__Your instructions__
An exact copy of all records is expected, minus the images.

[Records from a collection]
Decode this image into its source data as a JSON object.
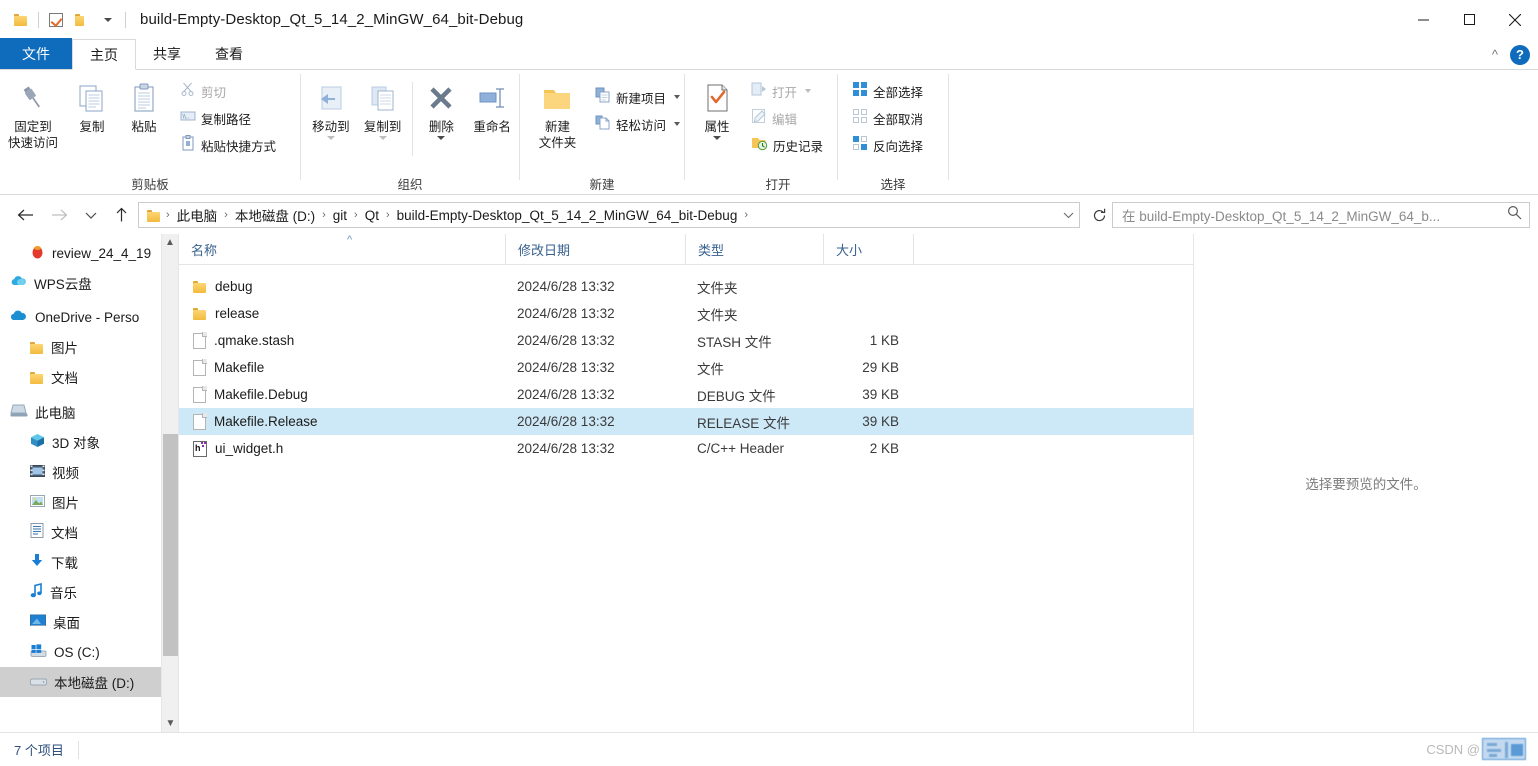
{
  "window": {
    "title": "build-Empty-Desktop_Qt_5_14_2_MinGW_64_bit-Debug",
    "qat": {
      "folder_icon": "folder-icon",
      "properties_icon": "checkbox-properties-icon",
      "new_folder_icon": "new-folder-icon",
      "customize_icon": "chevron-down-icon"
    },
    "controls": {
      "minimize": "minimize-icon",
      "maximize": "maximize-icon",
      "close": "close-icon"
    }
  },
  "tabs": {
    "file": "文件",
    "items": [
      {
        "label": "主页",
        "active": true
      },
      {
        "label": "共享",
        "active": false
      },
      {
        "label": "查看",
        "active": false
      }
    ],
    "collapse_icon": "chevron-up-icon",
    "help_label": "?"
  },
  "ribbon": {
    "groups": [
      {
        "name": "clipboard",
        "label": "剪贴板",
        "big": [
          {
            "label_line1": "固定到",
            "label_line2": "快速访问",
            "icon": "pin-icon",
            "dim": false
          },
          {
            "label_line1": "复制",
            "label_line2": "",
            "icon": "copy-icon",
            "dim": false
          },
          {
            "label_line1": "粘贴",
            "label_line2": "",
            "icon": "paste-icon",
            "dim": false
          }
        ],
        "small": [
          {
            "label": "剪切",
            "icon": "scissors-icon",
            "dim": true
          },
          {
            "label": "复制路径",
            "icon": "copy-path-icon",
            "dim": false
          },
          {
            "label": "粘贴快捷方式",
            "icon": "paste-shortcut-icon",
            "dim": false
          }
        ]
      },
      {
        "name": "organize",
        "label": "组织",
        "big": [
          {
            "label_line1": "移动到",
            "label_line2": "",
            "icon": "move-to-icon",
            "dim": true,
            "caret": true
          },
          {
            "label_line1": "复制到",
            "label_line2": "",
            "icon": "copy-to-icon",
            "dim": true,
            "caret": true
          },
          {
            "label_line1": "删除",
            "label_line2": "",
            "icon": "delete-icon",
            "dim": false,
            "caret": true
          },
          {
            "label_line1": "重命名",
            "label_line2": "",
            "icon": "rename-icon",
            "dim": false
          }
        ],
        "small": []
      },
      {
        "name": "new",
        "label": "新建",
        "big": [
          {
            "label_line1": "新建",
            "label_line2": "文件夹",
            "icon": "new-folder-icon",
            "dim": false
          }
        ],
        "small": [
          {
            "label": "新建项目",
            "icon": "new-item-icon",
            "dim": false,
            "caret": true
          },
          {
            "label": "轻松访问",
            "icon": "easy-access-icon",
            "dim": false,
            "caret": true
          }
        ]
      },
      {
        "name": "open",
        "label": "打开",
        "big": [
          {
            "label_line1": "属性",
            "label_line2": "",
            "icon": "properties-icon",
            "dim": false,
            "caret": true
          }
        ],
        "small": [
          {
            "label": "打开",
            "icon": "open-icon",
            "dim": true,
            "caret": true
          },
          {
            "label": "编辑",
            "icon": "edit-icon",
            "dim": true
          },
          {
            "label": "历史记录",
            "icon": "history-icon",
            "dim": false
          }
        ]
      },
      {
        "name": "select",
        "label": "选择",
        "big": [],
        "small": [
          {
            "label": "全部选择",
            "icon": "select-all-icon",
            "dim": false
          },
          {
            "label": "全部取消",
            "icon": "select-none-icon",
            "dim": false
          },
          {
            "label": "反向选择",
            "icon": "invert-selection-icon",
            "dim": false
          }
        ]
      }
    ]
  },
  "address": {
    "back_icon": "back-arrow-icon",
    "forward_icon": "forward-arrow-icon",
    "recent_icon": "chevron-down-icon",
    "up_icon": "up-arrow-icon",
    "breadcrumbs": [
      "此电脑",
      "本地磁盘 (D:)",
      "git",
      "Qt",
      "build-Empty-Desktop_Qt_5_14_2_MinGW_64_bit-Debug"
    ],
    "dropdown_icon": "chevron-down-icon",
    "refresh_icon": "refresh-icon",
    "search_placeholder": "在 build-Empty-Desktop_Qt_5_14_2_MinGW_64_b...",
    "search_value": "",
    "search_icon": "search-icon"
  },
  "navpane": {
    "items": [
      {
        "label": "review_24_4_19",
        "icon": "recent-red-icon",
        "indent": 1,
        "selected": false
      },
      {
        "label": "WPS云盘",
        "icon": "wps-cloud-icon",
        "indent": 0,
        "selected": false
      },
      {
        "label": "OneDrive - Perso",
        "icon": "onedrive-icon",
        "indent": 0,
        "selected": false
      },
      {
        "label": "图片",
        "icon": "folder-icon",
        "indent": 1,
        "selected": false
      },
      {
        "label": "文档",
        "icon": "folder-icon",
        "indent": 1,
        "selected": false
      },
      {
        "label": "此电脑",
        "icon": "this-pc-icon",
        "indent": 0,
        "selected": false
      },
      {
        "label": "3D 对象",
        "icon": "3d-objects-icon",
        "indent": 1,
        "selected": false
      },
      {
        "label": "视频",
        "icon": "videos-icon",
        "indent": 1,
        "selected": false
      },
      {
        "label": "图片",
        "icon": "pictures-icon",
        "indent": 1,
        "selected": false
      },
      {
        "label": "文档",
        "icon": "documents-icon",
        "indent": 1,
        "selected": false
      },
      {
        "label": "下载",
        "icon": "downloads-icon",
        "indent": 1,
        "selected": false
      },
      {
        "label": "音乐",
        "icon": "music-icon",
        "indent": 1,
        "selected": false
      },
      {
        "label": "桌面",
        "icon": "desktop-icon",
        "indent": 1,
        "selected": false
      },
      {
        "label": "OS (C:)",
        "icon": "windows-drive-icon",
        "indent": 1,
        "selected": false
      },
      {
        "label": "本地磁盘 (D:)",
        "icon": "drive-icon",
        "indent": 1,
        "selected": true
      }
    ],
    "scroll_up_icon": "chevron-up-icon",
    "scroll_down_icon": "chevron-down-icon"
  },
  "filelist": {
    "columns": [
      {
        "label": "名称",
        "sorted": true,
        "sort_dir": "asc"
      },
      {
        "label": "修改日期",
        "sorted": false
      },
      {
        "label": "类型",
        "sorted": false
      },
      {
        "label": "大小",
        "sorted": false
      }
    ],
    "rows": [
      {
        "name": "debug",
        "date": "2024/6/28 13:32",
        "type": "文件夹",
        "size": "",
        "icon": "folder-icon",
        "selected": false
      },
      {
        "name": "release",
        "date": "2024/6/28 13:32",
        "type": "文件夹",
        "size": "",
        "icon": "folder-icon",
        "selected": false
      },
      {
        "name": ".qmake.stash",
        "date": "2024/6/28 13:32",
        "type": "STASH 文件",
        "size": "1 KB",
        "icon": "file-icon",
        "selected": false
      },
      {
        "name": "Makefile",
        "date": "2024/6/28 13:32",
        "type": "文件",
        "size": "29 KB",
        "icon": "file-icon",
        "selected": false
      },
      {
        "name": "Makefile.Debug",
        "date": "2024/6/28 13:32",
        "type": "DEBUG 文件",
        "size": "39 KB",
        "icon": "file-icon",
        "selected": false
      },
      {
        "name": "Makefile.Release",
        "date": "2024/6/28 13:32",
        "type": "RELEASE 文件",
        "size": "39 KB",
        "icon": "file-icon",
        "selected": true
      },
      {
        "name": "ui_widget.h",
        "date": "2024/6/28 13:32",
        "type": "C/C++ Header",
        "size": "2 KB",
        "icon": "header-file-icon",
        "selected": false
      }
    ]
  },
  "preview": {
    "message": "选择要预览的文件。"
  },
  "statusbar": {
    "item_count": "7 个项目"
  },
  "watermark": {
    "text": "CSDN @"
  },
  "colors": {
    "accent": "#0f6cbd",
    "selection": "#cde8f6",
    "nav_selection": "#cfcfcf",
    "column_header_text": "#38618f",
    "status_text": "#2c4f7c",
    "folder_yellow": "#f3bb3d"
  }
}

__Solution to the problem__
Decode this image into its source data as a JSON object.
{
  "window": {
    "title": "build-Empty-Desktop_Qt_5_14_2_MinGW_64_bit-Debug",
    "qat": {
      "folder_icon": "folder-icon",
      "properties_icon": "checkbox-properties-icon",
      "new_folder_icon": "new-folder-icon",
      "customize_icon": "chevron-down-icon"
    },
    "controls": {
      "minimize": "minimize-icon",
      "maximize": "maximize-icon",
      "close": "close-icon"
    }
  },
  "tabs": {
    "file": "文件",
    "items": [
      {
        "label": "主页",
        "active": true
      },
      {
        "label": "共享",
        "active": false
      },
      {
        "label": "查看",
        "active": false
      }
    ],
    "collapse_icon": "chevron-up-icon",
    "help_label": "?"
  },
  "ribbon": {
    "groups": [
      {
        "name": "clipboard",
        "label": "剪贴板",
        "big": [
          {
            "label_line1": "固定到",
            "label_line2": "快速访问",
            "icon": "pin-icon",
            "dim": false
          },
          {
            "label_line1": "复制",
            "label_line2": "",
            "icon": "copy-icon",
            "dim": false
          },
          {
            "label_line1": "粘贴",
            "label_line2": "",
            "icon": "paste-icon",
            "dim": false
          }
        ],
        "small": [
          {
            "label": "剪切",
            "icon": "scissors-icon",
            "dim": true
          },
          {
            "label": "复制路径",
            "icon": "copy-path-icon",
            "dim": false
          },
          {
            "label": "粘贴快捷方式",
            "icon": "paste-shortcut-icon",
            "dim": false
          }
        ]
      },
      {
        "name": "organize",
        "label": "组织",
        "big": [
          {
            "label_line1": "移动到",
            "label_line2": "",
            "icon": "move-to-icon",
            "dim": true,
            "caret": true
          },
          {
            "label_line1": "复制到",
            "label_line2": "",
            "icon": "copy-to-icon",
            "dim": true,
            "caret": true
          },
          {
            "label_line1": "删除",
            "label_line2": "",
            "icon": "delete-icon",
            "dim": false,
            "caret": true
          },
          {
            "label_line1": "重命名",
            "label_line2": "",
            "icon": "rename-icon",
            "dim": false
          }
        ],
        "small": []
      },
      {
        "name": "new",
        "label": "新建",
        "big": [
          {
            "label_line1": "新建",
            "label_line2": "文件夹",
            "icon": "new-folder-icon",
            "dim": false
          }
        ],
        "small": [
          {
            "label": "新建项目",
            "icon": "new-item-icon",
            "dim": false,
            "caret": true
          },
          {
            "label": "轻松访问",
            "icon": "easy-access-icon",
            "dim": false,
            "caret": true
          }
        ]
      },
      {
        "name": "open",
        "label": "打开",
        "big": [
          {
            "label_line1": "属性",
            "label_line2": "",
            "icon": "properties-icon",
            "dim": false,
            "caret": true
          }
        ],
        "small": [
          {
            "label": "打开",
            "icon": "open-icon",
            "dim": true,
            "caret": true
          },
          {
            "label": "编辑",
            "icon": "edit-icon",
            "dim": true
          },
          {
            "label": "历史记录",
            "icon": "history-icon",
            "dim": false
          }
        ]
      },
      {
        "name": "select",
        "label": "选择",
        "big": [],
        "small": [
          {
            "label": "全部选择",
            "icon": "select-all-icon",
            "dim": false
          },
          {
            "label": "全部取消",
            "icon": "select-none-icon",
            "dim": false
          },
          {
            "label": "反向选择",
            "icon": "invert-selection-icon",
            "dim": false
          }
        ]
      }
    ]
  },
  "address": {
    "back_icon": "back-arrow-icon",
    "forward_icon": "forward-arrow-icon",
    "recent_icon": "chevron-down-icon",
    "up_icon": "up-arrow-icon",
    "breadcrumbs": [
      "此电脑",
      "本地磁盘 (D:)",
      "git",
      "Qt",
      "build-Empty-Desktop_Qt_5_14_2_MinGW_64_bit-Debug"
    ],
    "dropdown_icon": "chevron-down-icon",
    "refresh_icon": "refresh-icon",
    "search_placeholder": "在 build-Empty-Desktop_Qt_5_14_2_MinGW_64_b...",
    "search_value": "",
    "search_icon": "search-icon"
  },
  "navpane": {
    "items": [
      {
        "label": "review_24_4_19",
        "icon": "recent-red-icon",
        "indent": 1,
        "selected": false
      },
      {
        "label": "WPS云盘",
        "icon": "wps-cloud-icon",
        "indent": 0,
        "selected": false
      },
      {
        "label": "OneDrive - Perso",
        "icon": "onedrive-icon",
        "indent": 0,
        "selected": false
      },
      {
        "label": "图片",
        "icon": "folder-icon",
        "indent": 1,
        "selected": false
      },
      {
        "label": "文档",
        "icon": "folder-icon",
        "indent": 1,
        "selected": false
      },
      {
        "label": "此电脑",
        "icon": "this-pc-icon",
        "indent": 0,
        "selected": false
      },
      {
        "label": "3D 对象",
        "icon": "3d-objects-icon",
        "indent": 1,
        "selected": false
      },
      {
        "label": "视频",
        "icon": "videos-icon",
        "indent": 1,
        "selected": false
      },
      {
        "label": "图片",
        "icon": "pictures-icon",
        "indent": 1,
        "selected": false
      },
      {
        "label": "文档",
        "icon": "documents-icon",
        "indent": 1,
        "selected": false
      },
      {
        "label": "下载",
        "icon": "downloads-icon",
        "indent": 1,
        "selected": false
      },
      {
        "label": "音乐",
        "icon": "music-icon",
        "indent": 1,
        "selected": false
      },
      {
        "label": "桌面",
        "icon": "desktop-icon",
        "indent": 1,
        "selected": false
      },
      {
        "label": "OS (C:)",
        "icon": "windows-drive-icon",
        "indent": 1,
        "selected": false
      },
      {
        "label": "本地磁盘 (D:)",
        "icon": "drive-icon",
        "indent": 1,
        "selected": true
      }
    ],
    "scroll_up_icon": "chevron-up-icon",
    "scroll_down_icon": "chevron-down-icon"
  },
  "filelist": {
    "columns": [
      {
        "label": "名称",
        "sorted": true,
        "sort_dir": "asc"
      },
      {
        "label": "修改日期",
        "sorted": false
      },
      {
        "label": "类型",
        "sorted": false
      },
      {
        "label": "大小",
        "sorted": false
      }
    ],
    "rows": [
      {
        "name": "debug",
        "date": "2024/6/28 13:32",
        "type": "文件夹",
        "size": "",
        "icon": "folder-icon",
        "selected": false
      },
      {
        "name": "release",
        "date": "2024/6/28 13:32",
        "type": "文件夹",
        "size": "",
        "icon": "folder-icon",
        "selected": false
      },
      {
        "name": ".qmake.stash",
        "date": "2024/6/28 13:32",
        "type": "STASH 文件",
        "size": "1 KB",
        "icon": "file-icon",
        "selected": false
      },
      {
        "name": "Makefile",
        "date": "2024/6/28 13:32",
        "type": "文件",
        "size": "29 KB",
        "icon": "file-icon",
        "selected": false
      },
      {
        "name": "Makefile.Debug",
        "date": "2024/6/28 13:32",
        "type": "DEBUG 文件",
        "size": "39 KB",
        "icon": "file-icon",
        "selected": false
      },
      {
        "name": "Makefile.Release",
        "date": "2024/6/28 13:32",
        "type": "RELEASE 文件",
        "size": "39 KB",
        "icon": "file-icon",
        "selected": true
      },
      {
        "name": "ui_widget.h",
        "date": "2024/6/28 13:32",
        "type": "C/C++ Header",
        "size": "2 KB",
        "icon": "header-file-icon",
        "selected": false
      }
    ]
  },
  "preview": {
    "message": "选择要预览的文件。"
  },
  "statusbar": {
    "item_count": "7 个项目"
  },
  "watermark": {
    "text": "CSDN @"
  },
  "colors": {
    "accent": "#0f6cbd",
    "selection": "#cde8f6",
    "nav_selection": "#cfcfcf",
    "column_header_text": "#38618f",
    "status_text": "#2c4f7c",
    "folder_yellow": "#f3bb3d"
  }
}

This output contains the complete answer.